Let’s protect the nature at Boulder Reservoir

It's about the wildlife, and a place for us to go

| Dec 21, 2009


“THE RES” Boulder Reservoir on a picture-perfect day. But it could be so much nicer, argues Rob Smoke. Learn more at his “Save the Reservoir” website. (Reporter photo)

Since last authoring an opinion piece on the topic of the Boulder Reservoir (i.e., ‘the res’), I’ve had a variety of nearly hallucinogenic encounters with people who want to discuss the issue.

Here’s the best argument made by people who think fuel-burning motorized boats need to stay at the res: it’s not a natural lake; it’s man-made; therefore it was never meant to be a haven for wildlife, or quiet open space, or anything like that. It was meant to be used for all things “fun.”

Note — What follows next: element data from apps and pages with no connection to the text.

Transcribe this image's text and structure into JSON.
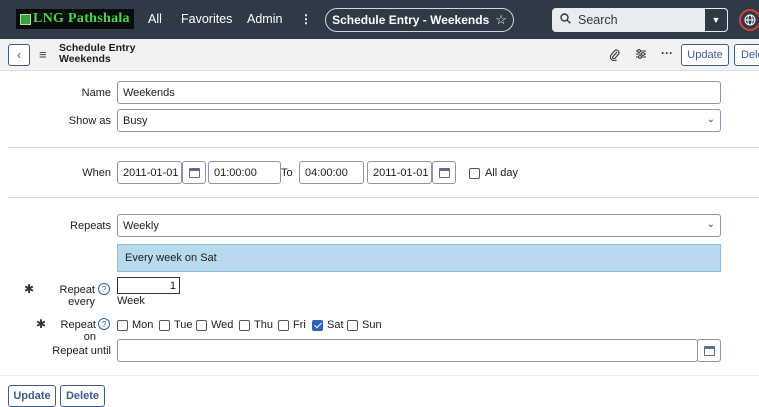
{
  "nav": {
    "logo_text": "LNG Pathshala",
    "links": [
      "All",
      "Favorites",
      "Admin"
    ],
    "record_title": "Schedule Entry - Weekends",
    "search_placeholder": "Search"
  },
  "header": {
    "title": "Schedule Entry Weekends",
    "update_label": "Update",
    "delete_label": "Dele"
  },
  "form": {
    "name_label": "Name",
    "name_value": "Weekends",
    "show_as_label": "Show as",
    "show_as_value": "Busy",
    "when_label": "When",
    "start_date": "2011-01-01",
    "start_time": "01:00:00",
    "to_label": "To",
    "end_time": "04:00:00",
    "end_date": "2011-01-01",
    "all_day_label": "All day",
    "repeats_label": "Repeats",
    "repeats_value": "Weekly",
    "repeat_summary": "Every week on Sat",
    "repeat_every_label": "Repeat every",
    "repeat_every_value": "1",
    "repeat_every_unit": "Week",
    "repeat_on_label": "Repeat on",
    "days": [
      {
        "label": "Mon",
        "checked": false
      },
      {
        "label": "Tue",
        "checked": false
      },
      {
        "label": "Wed",
        "checked": false
      },
      {
        "label": "Thu",
        "checked": false
      },
      {
        "label": "Fri",
        "checked": false
      },
      {
        "label": "Sat",
        "checked": true
      },
      {
        "label": "Sun",
        "checked": false
      }
    ],
    "repeat_until_label": "Repeat until",
    "repeat_until_value": ""
  },
  "footer": {
    "update_label": "Update",
    "delete_label": "Delete"
  },
  "icons": [
    "search-icon",
    "star-icon",
    "globe-icon",
    "back-icon",
    "menu-icon",
    "attachment-icon",
    "settings-icon",
    "more-icon",
    "calendar-icon",
    "help-icon"
  ],
  "colors": {
    "nav_bg": "#2e3a45",
    "accent": "#3e5a8f",
    "info_bg": "#b9d9ee",
    "checked": "#2f62b2"
  }
}
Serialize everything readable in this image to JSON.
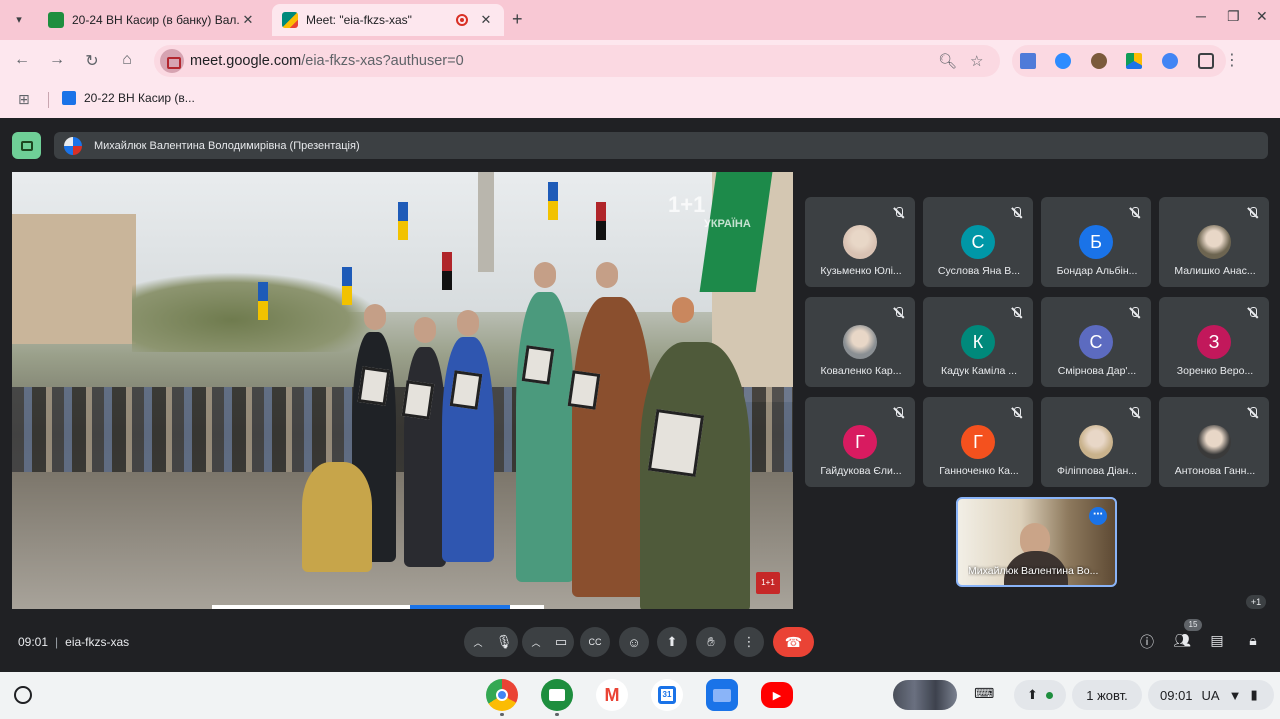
{
  "browser": {
    "tabs": [
      {
        "title": "20-24 ВН Касир (в банку) Вал...",
        "favicon_color": "#1e8e3e",
        "active": false
      },
      {
        "title": "Meet: \"eia-fkzs-xas\"",
        "favicon_color": "#00897b",
        "active": true,
        "recording": true
      }
    ],
    "new_tab_symbol": "+",
    "url_host": "meet.google.com",
    "url_path": "/eia-fkzs-xas?authuser=0",
    "bookmark": "20-22 ВН Касир (в..."
  },
  "meet": {
    "presenter_label": "Михайлюк Валентина Володимирівна (Презентація)",
    "video_logo": "1+1",
    "video_logo_sub": "УКРАЇНА",
    "video_badge": "1+1",
    "participants": [
      {
        "name": "Кузьменко Юлі...",
        "initial": "",
        "color": "#d9c2b3",
        "photo": true
      },
      {
        "name": "Суслова Яна В...",
        "initial": "С",
        "color": "#0097a7"
      },
      {
        "name": "Бондар Альбін...",
        "initial": "Б",
        "color": "#1a73e8"
      },
      {
        "name": "Малишко Анас...",
        "initial": "",
        "color": "#6d6551",
        "photo": true
      },
      {
        "name": "Коваленко Кар...",
        "initial": "",
        "color": "#8a8f93",
        "photo": true
      },
      {
        "name": "Кадук Каміла ...",
        "initial": "К",
        "color": "#00897b"
      },
      {
        "name": "Смірнова Дар'...",
        "initial": "С",
        "color": "#5c6bc0"
      },
      {
        "name": "Зоренко Веро...",
        "initial": "З",
        "color": "#c2185b"
      },
      {
        "name": "Гайдукова Єли...",
        "initial": "Г",
        "color": "#d81b60"
      },
      {
        "name": "Ганноченко Ка...",
        "initial": "Г",
        "color": "#f4511e"
      },
      {
        "name": "Філіппова Діан...",
        "initial": "",
        "color": "#c9b28c",
        "photo": true
      },
      {
        "name": "Антонова Ганн...",
        "initial": "",
        "color": "#3a3a3a",
        "photo": true
      }
    ],
    "self_name": "Михайлюк Валентина Во...",
    "more_participants": "+1",
    "time": "09:01",
    "meeting_code": "eia-fkzs-xas",
    "participant_count": "15"
  },
  "shelf": {
    "date": "1 жовт.",
    "clock": "09:01",
    "ime": "UA"
  }
}
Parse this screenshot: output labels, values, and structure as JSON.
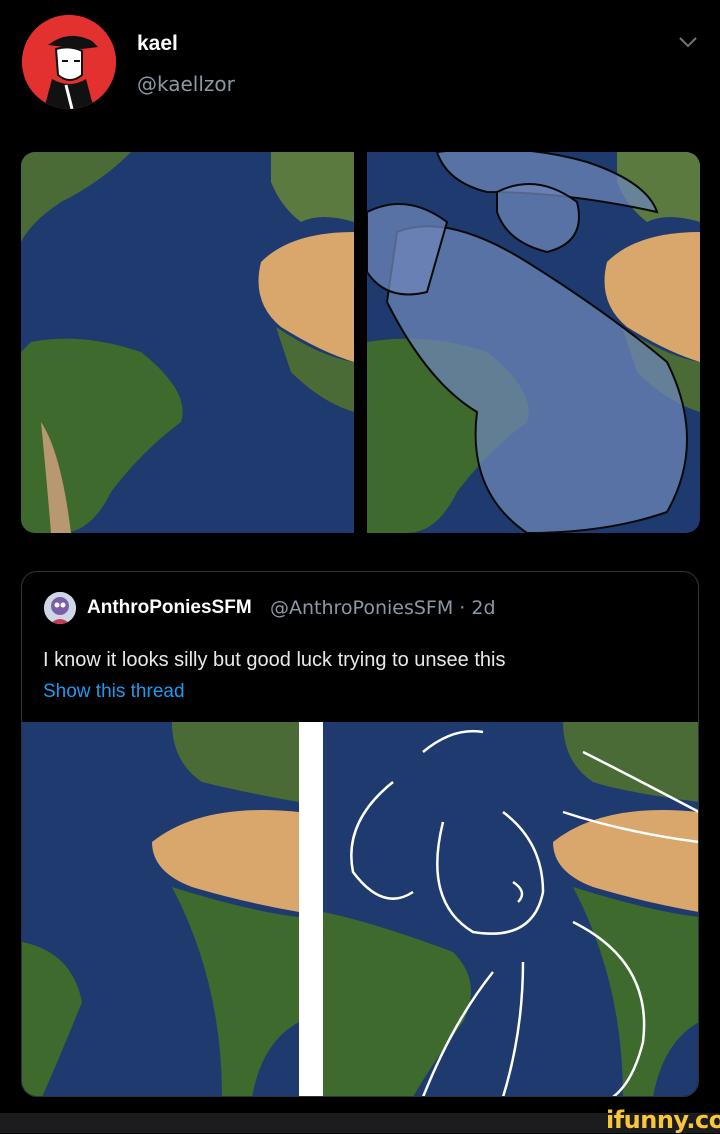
{
  "tweet": {
    "display_name": "kael",
    "handle": "@kaellzor",
    "menu_icon": "chevron-down-icon"
  },
  "quoted_tweet": {
    "display_name": "AnthroPoniesSFM",
    "handle_time": "@AnthroPoniesSFM · 2d",
    "text": "I know it looks silly but good luck trying to unsee this",
    "link_label": "Show this thread"
  },
  "watermark": "ifunny.co",
  "colors": {
    "background": "#000000",
    "avatar_bg": "#e2312f",
    "link": "#1d9bf0",
    "ocean": "#1e3a6e",
    "land_green": "#4a6b35",
    "desert": "#d9a66b",
    "watermark": "#f7c63b"
  }
}
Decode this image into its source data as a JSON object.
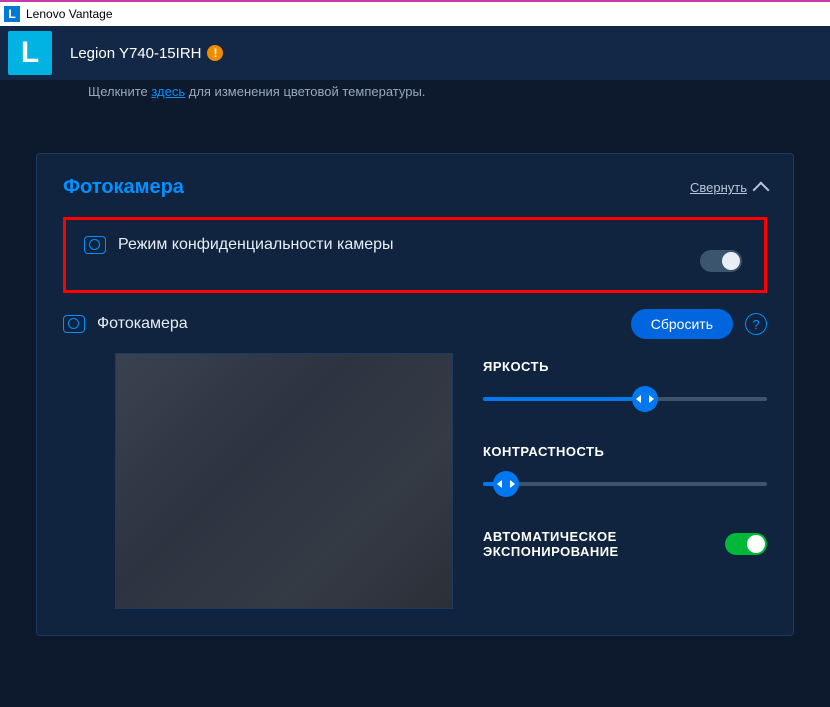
{
  "window": {
    "title": "Lenovo Vantage"
  },
  "header": {
    "model": "Legion Y740-15IRH"
  },
  "hint": {
    "prefix": "Щелкните ",
    "link": "здесь",
    "suffix": " для изменения цветовой температуры."
  },
  "camera_card": {
    "title": "Фотокамера",
    "collapse_label": "Свернуть",
    "privacy": {
      "label": "Режим конфиденциальности камеры",
      "enabled": false
    },
    "settings": {
      "label": "Фотокамера",
      "reset_label": "Сбросить",
      "brightness": {
        "label": "ЯРКОСТЬ",
        "value": 57
      },
      "contrast": {
        "label": "КОНТРАСТНОСТЬ",
        "value": 8
      },
      "auto_exposure": {
        "label": "АВТОМАТИЧЕСКОЕ ЭКСПОНИРОВАНИЕ",
        "enabled": true
      }
    }
  }
}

‘Scuse me? Do the “sensitive” (read: “sensitive to extinction”) species of birds – ospreys and burrowing owls – know the place is man-made? Do they know that you’re just there to have fun?

Motor boats and wildlife

Presently, local wildlife organizations are advocating that the motorized boats be restricted to a tighter area. However, the truth of the matter is that they are asking for the barest of bare compromise. Nobody knows the “stress limit” on these species. Development and other factors will continue to increase the numbers of cars, people, and other activity at the res. The motor boats are almost incidental; except for the fact that they aren’t, and they do disturb wildlife habitat. How far is the day we walk out in the early spring mist with our binocs only to find … no birds? It’s likely only a matter of a few years; but why must we hasten the day?

So here we are, to paraphrase the Bard:

…we few, we happy few, we band of brothers…for he today who sheds his blood with me to defend these tiny creatures – these owls that burrow for their keep – shall be my brother; be he ne’er so vile, this day shall gentle his condition, and gentlemen in Longmont now abed shall envy us every time one of these tiny birds poops on their windshield.

The point is not that the battle to save locally endangered species is as dramatic as a scene from Henry V; the point is that it’s just something we should do. Of course, if we can’t do it where the creatures live now, if we can’t do it in the place where we obviously should be doing it, we might as well throw in the towel and abandon the crazy pretense that programs like our “Climate Action Plan” mean anything at all. Climate action? Come on, dude, lay off the ospreys, then call me.

Drinking water, too

The wildlife issues are just one portion of the ecological landscape; up to 40 percent of the city (as far west as Folsom) receives tap water from the res. True, the majority of the pollution might be from sources other than motor boats, but why choose to pollute unnecessarily? Furthermore, if the zebra mussel infestation found at nearby locations makes it into Boulder reservoir, the cost of keeping the water clean enough to drink (it’s estimated by city staff) could climb by $100,000 per year, the amount required in other locations. Even though the boats are given attention before entering the water, the day when zebra mussels take over the res is, again in the opinion of our own city staff, being hastened.

The res is presently the city’s only supervised freshwater swim facility, and people who shell out the six bucks are right to hope and expect an experience that is something other than having to speak over the steady drone of fuel-burning engines; and by the way, on weekends, there are frequently a dozen or more motor boats on the water at the same time.

Making the res a place for low-impact recreation isn’t like stealing the rights of people who are otherwise disenfranchised because they use their boats to hunt Tarpon to feed their children; come on, the people who own the boats aren’t Eskimos; they’re not native Inuit who have driven cigar boats while listening to AC/DC for 2,000 years. With a tiny bit of imagination, the boat owners can still have fun. Put the thing in the backyard, install a DVD player, and watch reruns of Gilligan’s Island out there.

Banning the boats and keeping low-impact recreation is not the most ecologically progressive choice, but it is a pretty good middle-of-the-road compromise. When the city adds a new locker facility, a white sand beach, and summer shuttle service from downtown and the hotels, people who once went to the shore in summer will be flocking to Boulder to get their picture taken with a burrowing owl. It certainly will not be, as the pry-the-motor-boat-from-my-cold-clenched-fingers crowd insists, the end of fun.